How do you wire Loudspeakers?

The "Plus" (+) of the speaker cabinet is wired to the Plus side of the amplifier. Most speakers have red (+) and black (-) terminals. The Negative wire (also known as "minus", "-", Common, or COM) goes to the the other connector. Red and black should be quite common to you if you've ever jump started your car.

That's how you hook it up. Easy - right? But that's not all you need to know. You need to know the "impedance" or "ohms" of the speaker. You also need to know the minimum rated impedance of the amplifier or receiver. [I am assuming transistor amplifiers only for this discussion.] If the speaker impedance is higher than the minimum rated impedance of the amplifier than you are OK. If it is lower, than the minimum of the amplifier you could risk blowing up your amplifier. More modern units will have overcurrent protection circuitry. That doesn't necessarily make them better sounding units though.

If you are trying to connect more than one speaker to your amp, you are opening another can of worms. It's not an easy subject to approach without diagrams. On most amplifiers, the speakers will be in parallel which means that the impedance is cut in half. So, two sets of 8 ohm speakers, both on and in parallel, will be seen by your amplifier as a single 4 ohm load. Many amps still have an 8 ohm minimum rating - 4 ohms would blow the amp or cause it to go into protect mode. These days, most speakers are rated at 6 ohms.
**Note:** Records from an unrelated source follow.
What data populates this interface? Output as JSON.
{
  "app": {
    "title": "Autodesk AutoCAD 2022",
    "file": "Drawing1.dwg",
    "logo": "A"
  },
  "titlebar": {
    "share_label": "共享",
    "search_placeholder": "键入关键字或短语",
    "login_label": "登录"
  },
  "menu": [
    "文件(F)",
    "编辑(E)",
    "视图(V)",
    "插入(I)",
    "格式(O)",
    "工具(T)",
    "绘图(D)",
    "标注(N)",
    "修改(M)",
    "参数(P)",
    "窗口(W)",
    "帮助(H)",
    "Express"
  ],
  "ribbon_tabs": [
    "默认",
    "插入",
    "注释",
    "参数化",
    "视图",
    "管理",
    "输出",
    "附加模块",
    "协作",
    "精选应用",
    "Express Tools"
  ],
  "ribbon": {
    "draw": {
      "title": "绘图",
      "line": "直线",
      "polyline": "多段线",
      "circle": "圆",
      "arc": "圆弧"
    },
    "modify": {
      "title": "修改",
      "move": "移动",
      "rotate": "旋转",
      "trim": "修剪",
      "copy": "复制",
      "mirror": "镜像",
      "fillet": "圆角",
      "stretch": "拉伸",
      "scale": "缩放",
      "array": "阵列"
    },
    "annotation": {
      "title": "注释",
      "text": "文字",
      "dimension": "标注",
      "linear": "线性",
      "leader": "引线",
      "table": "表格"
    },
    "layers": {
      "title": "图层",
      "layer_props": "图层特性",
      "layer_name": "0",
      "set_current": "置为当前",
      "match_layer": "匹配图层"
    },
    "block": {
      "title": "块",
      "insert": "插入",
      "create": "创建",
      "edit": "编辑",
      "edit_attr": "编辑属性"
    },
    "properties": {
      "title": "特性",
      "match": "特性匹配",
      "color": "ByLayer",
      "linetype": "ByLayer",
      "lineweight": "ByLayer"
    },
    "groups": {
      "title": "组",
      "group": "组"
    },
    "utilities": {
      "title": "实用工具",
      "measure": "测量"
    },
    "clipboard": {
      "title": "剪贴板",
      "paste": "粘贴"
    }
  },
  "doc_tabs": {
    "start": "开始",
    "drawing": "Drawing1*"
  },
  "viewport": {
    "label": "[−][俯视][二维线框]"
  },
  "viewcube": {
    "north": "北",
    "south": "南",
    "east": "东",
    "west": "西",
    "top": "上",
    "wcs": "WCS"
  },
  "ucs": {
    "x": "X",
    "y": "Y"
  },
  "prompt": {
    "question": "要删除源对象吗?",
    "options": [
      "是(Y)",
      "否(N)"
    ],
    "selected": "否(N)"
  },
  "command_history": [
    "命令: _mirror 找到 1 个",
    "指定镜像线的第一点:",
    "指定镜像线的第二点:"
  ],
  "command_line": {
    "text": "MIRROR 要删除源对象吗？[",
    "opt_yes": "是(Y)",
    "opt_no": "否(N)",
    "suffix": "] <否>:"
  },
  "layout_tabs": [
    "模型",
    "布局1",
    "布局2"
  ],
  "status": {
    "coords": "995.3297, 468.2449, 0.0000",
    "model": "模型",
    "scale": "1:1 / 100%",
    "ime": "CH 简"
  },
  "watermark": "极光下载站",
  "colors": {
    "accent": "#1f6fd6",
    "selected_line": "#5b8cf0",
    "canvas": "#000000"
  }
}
This is less resistance to the amplifier which causes it to put out more current and thus the speaker sounds "louder" than an 8 ohm. This is a marketing trick. When doiung an A/B comparison between two pairs of speakers, most consumers would choose the ones that are louder.
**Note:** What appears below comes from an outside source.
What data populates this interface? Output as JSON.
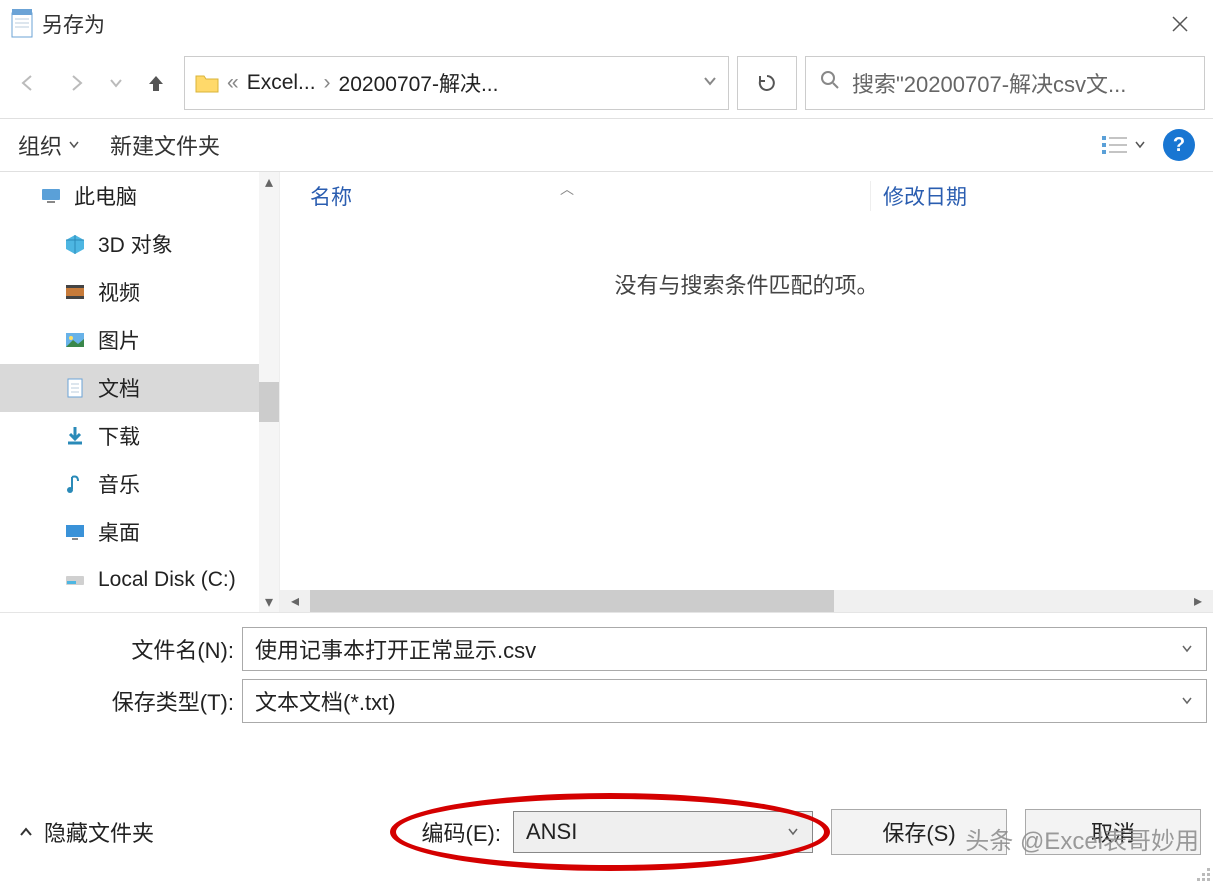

Two 6 ohms speakers in parallel would be 3 ohms - that is even lower than an amp with a minimum rating of 4 ohms could go. Rarely will you ever see a consumer receiver that would go as low as a 2 ohm minimum but this is now fairly common in the PRO SOUND world (amps used for PA systems).

Some manufacturers have gotten around this issue by wiring two sets of speakers in series and the impedances add together (8+8=16ohms). This is done internally on the amp and instead of + to + and - to -, the configuration is more "tail to head" like when installing flashlight batteries. The best way to tell is to read your owner's manual. Don't have one? Put the model number in a search engine and most manufacturers have a pdf file online.

Another way to tell is to hook a pair of speakers to your "A" or "main" receiver outputs. Now, without a second pair of speakers connected, turn your speaker switch to A+B. If you still hear the speakers, it is a parallel connection. If the speakers cut out then you have a series connection. It's exactly like how your dual cell flashlight wouldn't light with just one battery in it - you aren't completing the circuit.

Just remember, you won't blow up a transistor amp with "too many" ohms - just not enough. Zero ohms is a "dead short" - like placing a screwdriver across the terminals. If impedance (resistance to electric current) is zero, then the amp want to try and put out infinate current (which it can't).

Now, many speakers (especially with dual woofers) are four ohms. Certain Thiel and Cerwin-Vega models come to mind. I recently had a customer that had two sets of C-V 4 ohm speakers. In parallel, a two ohm load! He asked the sales monkey at Best Buy if the amplifier he was buying would work on his speakers. The idiot said "sure". Well, it shuts off when the volume knob gets to 10:00. Hopefully you will listen to engineers - and not sales monkeys...